The Story of Lieutenant Mumford
On June 2, 1944, Second Lieutenant John Mumford, piloting a legendary P51c high altitude fighter, was escorting a flight of B-17 bombers on a mission over what is now Ukraine when it was raked by marauding German Focke-Wulf FW-190s, Messerchmitt Me-109s and Junkers JU-88s fighters.
Mumford’s unit immediately counterattacked. During the ensuing dogfight, his Mustang took direct hits, one of which must have severed a fuel line or punctured a gasoline tank.
Leaking high octane aviation fuel, the aircraft caught fire, and plunged from the sky. Mumford’s Mustang crashed and burned in an open field. Nearby villagers did it recover his body.
The month of June ’44 faded into July. Summer drifted into autumn, and John Mumford’s Mustang fighter lay as it fell, in the soft earth of Ukraine.
Seventy-two winters passed. The harsh steppe winds, and the inexorable elements of the fields gradually covered the charred skeleton of the once proud P-51c, and its young American pilot with solitude, and timeless anonymity.
Meanwhile, undeterred by time and distance, The United States Defense Department’s Recovery and Repatriation Team persisted, and after seven decades, located and searched the crash site last summer.
A DNA analysis of recovered bone fragments, confirmed the team had indeed successfully located 2nd Lieutenant Mumford and his missing P-51.
In early March of this year, it was publicly announced that the remains of 2nd Lieutenant John Mumford would be returned to his family and home town, and interred with military honors.
The St. Petersburg Chapter SAR contacted the funeral home in charge, and extended an offer of Memorial Service outreach to the family of Lieutenant Mumford.

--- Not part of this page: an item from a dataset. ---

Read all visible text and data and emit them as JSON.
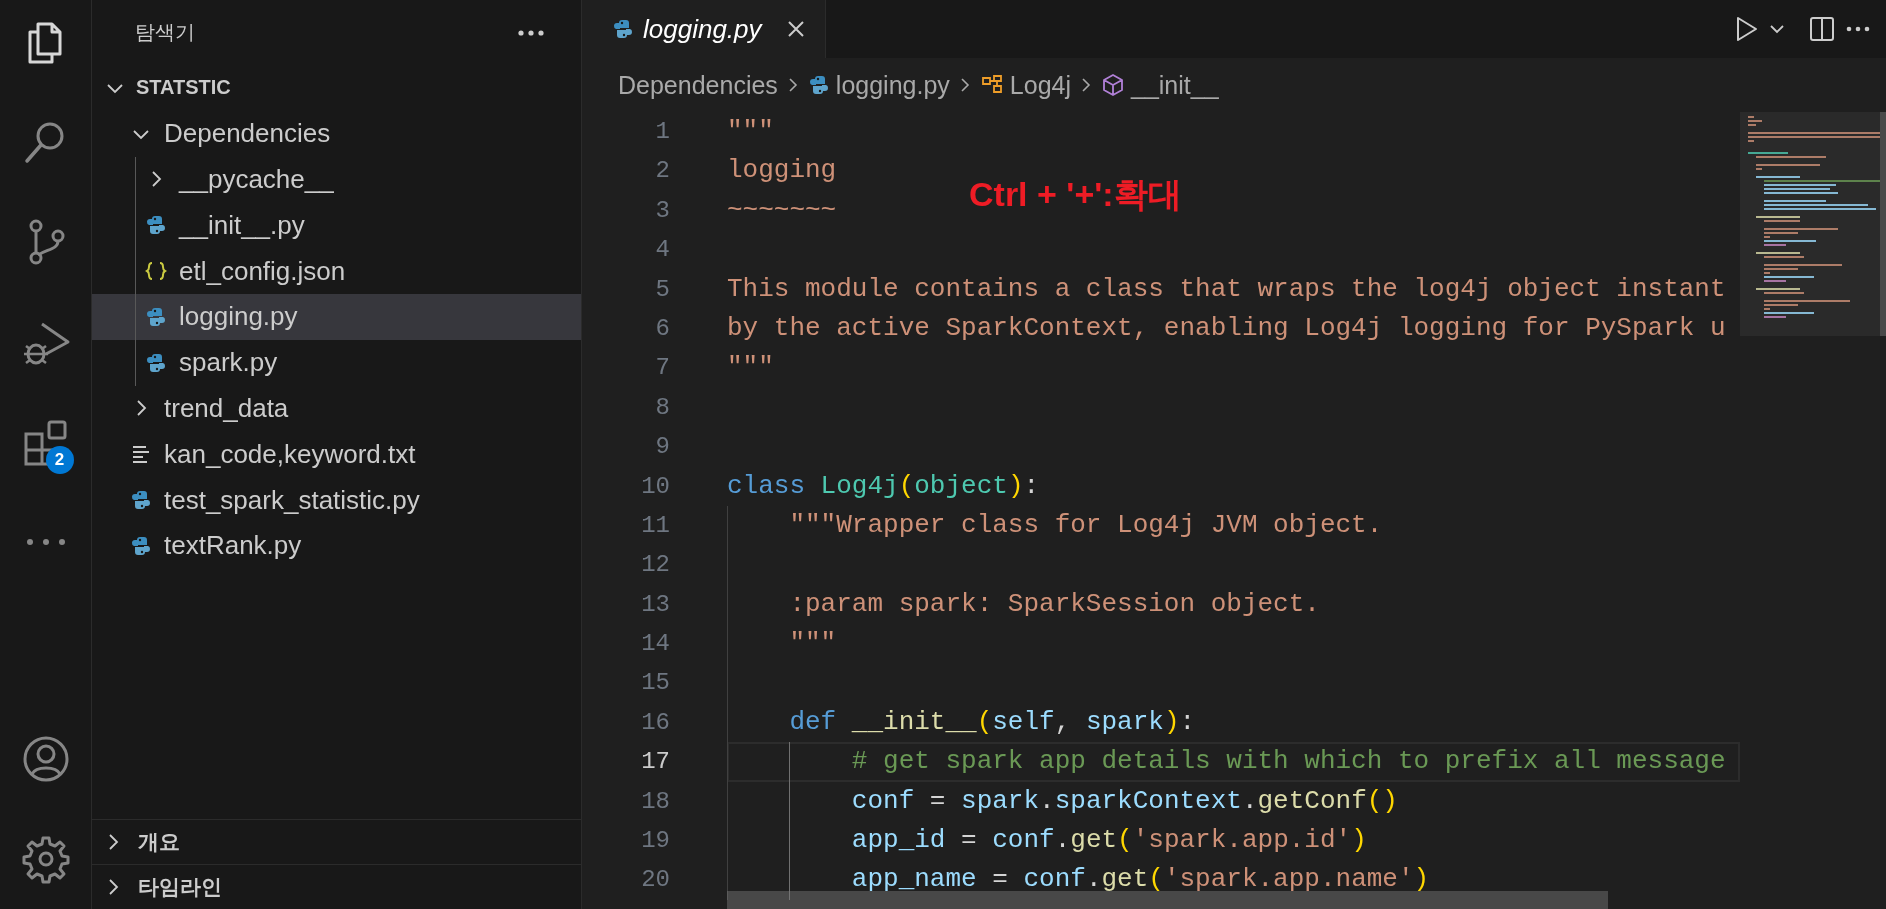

The family gratefully accepted, enabling the SAR to publicly honor a courageous young American who died a violent death in a far away land, long ago, so we can live in peace today.